(Charadriidae; Ϯ Shore Plover T. novaeseelandiae) Gr. θις this, θινος thinos  beach; ορνις ornis, ορνιθος ornithos  bird; "THINORNIS.  Bill long, slender, scarcely swollen at the apex, which is acute; the nostrils lateral, basal, placed in a nasal groove that extends for two-thirds of the bill.  Wings long, pointed, and with the first and second quill nearly equal and longest.  Tail long and rounded.  Tarsi as long as, or shorter than, the middle toe, and strong.  Toes long, strong, united at the base and margined on the sides, the hind toe wanting.  These birds differ from Hiaticula, in the length and slenderness of their bills, and in the strength and shortness of their tarsi, and also in the strength of their toes.   THINORNIS ROSSII.  ...  A single specimenof this bird was brought by the Expedition from Auckland Island.  THINORNIS NOVÆ SEELANDIÆ.  ... "Habitat ad ostia rivulorum et littora maris glareosa in insula australi Novæ Zeelandiæ in Portu Obscuro." Forst." According to Forster's drawing it is called by the natives Doodooroo attoo, and was found at Queen Charlotte's Bay. Mr. Percy Earl found a pair of this, what he terms very rare, species, on the coast between Tairi and Otago, South Island.
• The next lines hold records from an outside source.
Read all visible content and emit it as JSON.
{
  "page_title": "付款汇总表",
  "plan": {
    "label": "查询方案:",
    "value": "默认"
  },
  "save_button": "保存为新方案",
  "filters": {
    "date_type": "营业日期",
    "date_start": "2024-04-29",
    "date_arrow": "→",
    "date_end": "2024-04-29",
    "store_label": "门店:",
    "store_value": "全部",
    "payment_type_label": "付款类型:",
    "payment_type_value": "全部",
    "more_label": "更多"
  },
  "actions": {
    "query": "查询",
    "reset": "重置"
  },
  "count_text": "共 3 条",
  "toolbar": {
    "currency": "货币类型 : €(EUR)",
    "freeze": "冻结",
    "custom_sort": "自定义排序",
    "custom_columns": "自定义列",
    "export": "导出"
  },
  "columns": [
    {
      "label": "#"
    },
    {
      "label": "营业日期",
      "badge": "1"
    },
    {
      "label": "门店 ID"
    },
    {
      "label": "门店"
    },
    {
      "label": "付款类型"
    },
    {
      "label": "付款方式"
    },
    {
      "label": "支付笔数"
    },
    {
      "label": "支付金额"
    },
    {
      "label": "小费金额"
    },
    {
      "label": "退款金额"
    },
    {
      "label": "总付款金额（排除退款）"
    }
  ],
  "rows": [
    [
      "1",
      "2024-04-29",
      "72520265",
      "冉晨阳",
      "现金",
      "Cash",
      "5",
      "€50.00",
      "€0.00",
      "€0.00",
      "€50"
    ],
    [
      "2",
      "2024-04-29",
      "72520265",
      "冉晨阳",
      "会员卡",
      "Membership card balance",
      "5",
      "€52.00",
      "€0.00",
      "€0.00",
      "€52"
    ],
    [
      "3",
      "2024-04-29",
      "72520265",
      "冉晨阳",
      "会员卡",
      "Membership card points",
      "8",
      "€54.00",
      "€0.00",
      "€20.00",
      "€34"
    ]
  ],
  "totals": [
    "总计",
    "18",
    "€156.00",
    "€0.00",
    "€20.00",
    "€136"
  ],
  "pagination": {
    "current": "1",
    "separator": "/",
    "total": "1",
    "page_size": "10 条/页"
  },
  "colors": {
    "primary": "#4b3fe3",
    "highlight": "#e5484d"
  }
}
It was called by the natives Kukuruatu. (G. Gray 1845); "Thinornis G. R. Gray, Voy. 'Erebus' and 'Terror,' Bds., 1845, p. 11. Type, by monotypy, Thinornis rossii G. R. Gray = Charadrius novae-seelandiae Gmelin." (Peters 1934, II, 257).

Search for more names on the Key to Scientific Names in Ornithology by James A. Jobling.
Recommended citation
Jobling, J. A. (2018). Key to Scientific Names in Ornithology. In: del Hoyo, J., Elliott, A., Sargatal, J., Christie, D.A. & de Juana, E. (eds.) (2018). Handbook of the Birds of the World Alive. Lynx Edicions, Barcelona. (retrieved from on 13 December 2018).